◆ **Items from an interface collection**
=====

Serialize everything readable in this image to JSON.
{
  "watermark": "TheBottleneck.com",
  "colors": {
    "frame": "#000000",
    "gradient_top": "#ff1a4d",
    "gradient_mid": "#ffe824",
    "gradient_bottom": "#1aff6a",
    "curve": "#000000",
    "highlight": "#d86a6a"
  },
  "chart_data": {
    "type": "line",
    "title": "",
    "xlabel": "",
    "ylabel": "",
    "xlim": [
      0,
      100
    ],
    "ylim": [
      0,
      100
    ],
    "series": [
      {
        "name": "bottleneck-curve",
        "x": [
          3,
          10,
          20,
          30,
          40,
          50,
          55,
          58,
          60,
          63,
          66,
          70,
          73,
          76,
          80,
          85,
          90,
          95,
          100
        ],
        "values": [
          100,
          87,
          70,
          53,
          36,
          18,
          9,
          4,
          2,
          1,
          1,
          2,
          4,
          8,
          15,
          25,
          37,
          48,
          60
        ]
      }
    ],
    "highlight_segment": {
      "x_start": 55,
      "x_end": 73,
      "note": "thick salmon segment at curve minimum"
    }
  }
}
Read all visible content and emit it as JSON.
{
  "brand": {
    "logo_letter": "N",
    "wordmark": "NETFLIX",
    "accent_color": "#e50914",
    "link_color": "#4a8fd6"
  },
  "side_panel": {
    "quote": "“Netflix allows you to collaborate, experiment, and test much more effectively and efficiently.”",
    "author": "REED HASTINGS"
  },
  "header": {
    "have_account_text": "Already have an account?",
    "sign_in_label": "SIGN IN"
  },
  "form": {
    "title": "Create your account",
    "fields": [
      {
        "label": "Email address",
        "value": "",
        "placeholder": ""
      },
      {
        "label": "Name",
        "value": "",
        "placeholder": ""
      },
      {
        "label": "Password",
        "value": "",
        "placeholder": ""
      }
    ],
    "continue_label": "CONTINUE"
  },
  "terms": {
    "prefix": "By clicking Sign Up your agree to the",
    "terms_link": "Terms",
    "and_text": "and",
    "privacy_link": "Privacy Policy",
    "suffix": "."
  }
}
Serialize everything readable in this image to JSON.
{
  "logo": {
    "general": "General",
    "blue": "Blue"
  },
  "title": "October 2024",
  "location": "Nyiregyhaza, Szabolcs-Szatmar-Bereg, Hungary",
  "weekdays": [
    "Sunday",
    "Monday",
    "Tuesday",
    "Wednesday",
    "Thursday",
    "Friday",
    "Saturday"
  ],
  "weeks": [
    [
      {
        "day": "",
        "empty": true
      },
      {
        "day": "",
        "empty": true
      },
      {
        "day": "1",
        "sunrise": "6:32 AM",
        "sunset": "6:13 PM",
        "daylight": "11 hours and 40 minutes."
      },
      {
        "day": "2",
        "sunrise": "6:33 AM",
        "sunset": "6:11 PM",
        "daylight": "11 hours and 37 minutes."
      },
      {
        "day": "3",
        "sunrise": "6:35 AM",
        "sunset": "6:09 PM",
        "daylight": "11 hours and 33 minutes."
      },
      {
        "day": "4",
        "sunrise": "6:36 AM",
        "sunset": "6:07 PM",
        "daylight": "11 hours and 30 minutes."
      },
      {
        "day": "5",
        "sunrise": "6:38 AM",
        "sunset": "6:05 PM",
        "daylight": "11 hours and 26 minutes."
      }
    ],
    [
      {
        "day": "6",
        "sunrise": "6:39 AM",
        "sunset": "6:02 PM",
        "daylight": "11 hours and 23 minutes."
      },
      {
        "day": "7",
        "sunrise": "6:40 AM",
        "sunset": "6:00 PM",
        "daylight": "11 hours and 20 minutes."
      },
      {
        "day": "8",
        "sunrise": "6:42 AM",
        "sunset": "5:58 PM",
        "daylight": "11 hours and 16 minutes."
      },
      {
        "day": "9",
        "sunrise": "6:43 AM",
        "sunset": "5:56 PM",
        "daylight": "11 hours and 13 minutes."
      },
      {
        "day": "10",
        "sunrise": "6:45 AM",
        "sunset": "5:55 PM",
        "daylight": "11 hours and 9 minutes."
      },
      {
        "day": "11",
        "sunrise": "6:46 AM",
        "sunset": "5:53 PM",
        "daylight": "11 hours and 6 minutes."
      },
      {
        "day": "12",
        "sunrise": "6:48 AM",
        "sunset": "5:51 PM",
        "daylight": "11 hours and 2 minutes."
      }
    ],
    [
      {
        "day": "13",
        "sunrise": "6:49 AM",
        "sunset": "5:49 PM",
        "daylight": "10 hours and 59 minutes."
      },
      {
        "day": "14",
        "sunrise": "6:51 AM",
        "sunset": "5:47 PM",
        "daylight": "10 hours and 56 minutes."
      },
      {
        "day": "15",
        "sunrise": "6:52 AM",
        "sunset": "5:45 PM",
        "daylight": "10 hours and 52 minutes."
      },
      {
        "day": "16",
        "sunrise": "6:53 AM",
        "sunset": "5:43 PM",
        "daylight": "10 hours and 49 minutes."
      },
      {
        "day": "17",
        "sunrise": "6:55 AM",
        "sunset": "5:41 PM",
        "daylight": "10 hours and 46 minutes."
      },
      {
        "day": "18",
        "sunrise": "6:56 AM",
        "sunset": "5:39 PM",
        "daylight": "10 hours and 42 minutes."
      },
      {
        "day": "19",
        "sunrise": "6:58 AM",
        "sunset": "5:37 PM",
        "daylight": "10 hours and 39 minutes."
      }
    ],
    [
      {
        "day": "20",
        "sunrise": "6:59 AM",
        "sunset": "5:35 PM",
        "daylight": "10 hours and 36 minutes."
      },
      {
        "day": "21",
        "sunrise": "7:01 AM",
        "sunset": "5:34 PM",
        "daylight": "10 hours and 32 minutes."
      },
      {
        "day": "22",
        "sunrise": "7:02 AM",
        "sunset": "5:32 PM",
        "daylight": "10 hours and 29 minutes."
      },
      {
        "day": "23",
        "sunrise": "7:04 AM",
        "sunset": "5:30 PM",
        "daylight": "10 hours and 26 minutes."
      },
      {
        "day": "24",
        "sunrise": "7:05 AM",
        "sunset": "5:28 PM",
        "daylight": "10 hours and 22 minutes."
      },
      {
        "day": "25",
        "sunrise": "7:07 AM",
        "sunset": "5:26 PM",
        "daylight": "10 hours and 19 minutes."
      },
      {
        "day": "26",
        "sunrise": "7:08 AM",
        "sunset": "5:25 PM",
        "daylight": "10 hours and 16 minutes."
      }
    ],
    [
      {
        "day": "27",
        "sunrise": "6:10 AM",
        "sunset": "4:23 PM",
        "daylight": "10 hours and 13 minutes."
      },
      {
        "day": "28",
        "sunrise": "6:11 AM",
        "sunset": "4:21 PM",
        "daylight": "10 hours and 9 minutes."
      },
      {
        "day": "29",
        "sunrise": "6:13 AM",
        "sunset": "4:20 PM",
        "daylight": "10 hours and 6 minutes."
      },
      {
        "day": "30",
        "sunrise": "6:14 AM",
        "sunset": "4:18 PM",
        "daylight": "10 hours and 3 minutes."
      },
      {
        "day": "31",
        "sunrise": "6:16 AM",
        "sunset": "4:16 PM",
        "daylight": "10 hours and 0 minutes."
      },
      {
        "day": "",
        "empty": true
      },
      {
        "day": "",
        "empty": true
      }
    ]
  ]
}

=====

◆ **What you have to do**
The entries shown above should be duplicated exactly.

◆ **Final answer**
Serialize everything readable in this image to JSON.
{
  "watermark": "TheBottleneck.com",
  "colors": {
    "frame": "#000000",
    "gradient_top": "#ff1a4d",
    "gradient_mid": "#ffe824",
    "gradient_bottom": "#1aff6a",
    "curve": "#000000",
    "highlight": "#d86a6a"
  },
  "chart_data": {
    "type": "line",
    "title": "",
    "xlabel": "",
    "ylabel": "",
    "xlim": [
      0,
      100
    ],
    "ylim": [
      0,
      100
    ],
    "series": [
      {
        "name": "bottleneck-curve",
        "x": [
          3,
          10,
          20,
          30,
          40,
          50,
          55,
          58,
          60,
          63,
          66,
          70,
          73,
          76,
          80,
          85,
          90,
          95,
          100
        ],
        "values": [
          100,
          87,
          70,
          53,
          36,
          18,
          9,
          4,
          2,
          1,
          1,
          2,
          4,
          8,
          15,
          25,
          37,
          48,
          60
        ]
      }
    ],
    "highlight_segment": {
      "x_start": 55,
      "x_end": 73,
      "note": "thick salmon segment at curve minimum"
    }
  }
}
Read all visible content and emit it as JSON.
{
  "brand": {
    "logo_letter": "N",
    "wordmark": "NETFLIX",
    "accent_color": "#e50914",
    "link_color": "#4a8fd6"
  },
  "side_panel": {
    "quote": "“Netflix allows you to collaborate, experiment, and test much more effectively and efficiently.”",
    "author": "REED HASTINGS"
  },
  "header": {
    "have_account_text": "Already have an account?",
    "sign_in_label": "SIGN IN"
  },
  "form": {
    "title": "Create your account",
    "fields": [
      {
        "label": "Email address",
        "value": "",
        "placeholder": ""
      },
      {
        "label": "Name",
        "value": "",
        "placeholder": ""
      },
      {
        "label": "Password",
        "value": "",
        "placeholder": ""
      }
    ],
    "continue_label": "CONTINUE"
  },
  "terms": {
    "prefix": "By clicking Sign Up your agree to the",
    "terms_link": "Terms",
    "and_text": "and",
    "privacy_link": "Privacy Policy",
    "suffix": "."
  }
}
Serialize everything readable in this image to JSON.
{
  "logo": {
    "general": "General",
    "blue": "Blue"
  },
  "title": "October 2024",
  "location": "Nyiregyhaza, Szabolcs-Szatmar-Bereg, Hungary",
  "weekdays": [
    "Sunday",
    "Monday",
    "Tuesday",
    "Wednesday",
    "Thursday",
    "Friday",
    "Saturday"
  ],
  "weeks": [
    [
      {
        "day": "",
        "empty": true
      },
      {
        "day": "",
        "empty": true
      },
      {
        "day": "1",
        "sunrise": "6:32 AM",
        "sunset": "6:13 PM",
        "daylight": "11 hours and 40 minutes."
      },
      {
        "day": "2",
        "sunrise": "6:33 AM",
        "sunset": "6:11 PM",
        "daylight": "11 hours and 37 minutes."
      },
      {
        "day": "3",
        "sunrise": "6:35 AM",
        "sunset": "6:09 PM",
        "daylight": "11 hours and 33 minutes."
      },
      {
        "day": "4",
        "sunrise": "6:36 AM",
        "sunset": "6:07 PM",
        "daylight": "11 hours and 30 minutes."
      },
      {
        "day": "5",
        "sunrise": "6:38 AM",
        "sunset": "6:05 PM",
        "daylight": "11 hours and 26 minutes."
      }
    ],
    [
      {
        "day": "6",
        "sunrise": "6:39 AM",
        "sunset": "6:02 PM",
        "daylight": "11 hours and 23 minutes."
      },
      {
        "day": "7",
        "sunrise": "6:40 AM",
        "sunset": "6:00 PM",
        "daylight": "11 hours and 20 minutes."
      },
      {
        "day": "8",
        "sunrise": "6:42 AM",
        "sunset": "5:58 PM",
        "daylight": "11 hours and 16 minutes."
      },
      {
        "day": "9",
        "sunrise": "6:43 AM",
        "sunset": "5:56 PM",
        "daylight": "11 hours and 13 minutes."
      },
      {
        "day": "10",
        "sunrise": "6:45 AM",
        "sunset": "5:55 PM",
        "daylight": "11 hours and 9 minutes."
      },
      {
        "day": "11",
        "sunrise": "6:46 AM",
        "sunset": "5:53 PM",
        "daylight": "11 hours and 6 minutes."
      },
      {
        "day": "12",
        "sunrise": "6:48 AM",
        "sunset": "5:51 PM",
        "daylight": "11 hours and 2 minutes."
      }
    ],
    [
      {
        "day": "13",
        "sunrise": "6:49 AM",
        "sunset": "5:49 PM",
        "daylight": "10 hours and 59 minutes."
      },
      {
        "day": "14",
        "sunrise": "6:51 AM",
        "sunset": "5:47 PM",
        "daylight": "10 hours and 56 minutes."
      },
      {
        "day": "15",
        "sunrise": "6:52 AM",
        "sunset": "5:45 PM",
        "daylight": "10 hours and 52 minutes."
      },
      {
        "day": "16",
        "sunrise": "6:53 AM",
        "sunset": "5:43 PM",
        "daylight": "10 hours and 49 minutes."
      },
      {
        "day": "17",
        "sunrise": "6:55 AM",
        "sunset": "5:41 PM",
        "daylight": "10 hours and 46 minutes."
      },
      {
        "day": "18",
        "sunrise": "6:56 AM",
        "sunset": "5:39 PM",
        "daylight": "10 hours and 42 minutes."
      },
      {
        "day": "19",
        "sunrise": "6:58 AM",
        "sunset": "5:37 PM",
        "daylight": "10 hours and 39 minutes."
      }
    ],
    [
      {
        "day": "20",
        "sunrise": "6:59 AM",
        "sunset": "5:35 PM",
        "daylight": "10 hours and 36 minutes."
      },
      {
        "day": "21",
        "sunrise": "7:01 AM",
        "sunset": "5:34 PM",
        "daylight": "10 hours and 32 minutes."
      },
      {
        "day": "22",
        "sunrise": "7:02 AM",
        "sunset": "5:32 PM",
        "daylight": "10 hours and 29 minutes."
      },
      {
        "day": "23",
        "sunrise": "7:04 AM",
        "sunset": "5:30 PM",
        "daylight": "10 hours and 26 minutes."
      },
      {
        "day": "24",
        "sunrise": "7:05 AM",
        "sunset": "5:28 PM",
        "daylight": "10 hours and 22 minutes."
      },
      {
        "day": "25",
        "sunrise": "7:07 AM",
        "sunset": "5:26 PM",
        "daylight": "10 hours and 19 minutes."
      },
      {
        "day": "26",
        "sunrise": "7:08 AM",
        "sunset": "5:25 PM",
        "daylight": "10 hours and 16 minutes."
      }
    ],
    [
      {
        "day": "27",
        "sunrise": "6:10 AM",
        "sunset": "4:23 PM",
        "daylight": "10 hours and 13 minutes."
      },
      {
        "day": "28",
        "sunrise": "6:11 AM",
        "sunset": "4:21 PM",
        "daylight": "10 hours and 9 minutes."
      },
      {
        "day": "29",
        "sunrise": "6:13 AM",
        "sunset": "4:20 PM",
        "daylight": "10 hours and 6 minutes."
      },
      {
        "day": "30",
        "sunrise": "6:14 AM",
        "sunset": "4:18 PM",
        "daylight": "10 hours and 3 minutes."
      },
      {
        "day": "31",
        "sunrise": "6:16 AM",
        "sunset": "4:16 PM",
        "daylight": "10 hours and 0 minutes."
      },
      {
        "day": "",
        "empty": true
      },
      {
        "day": "",
        "empty": true
      }
    ]
  ]
}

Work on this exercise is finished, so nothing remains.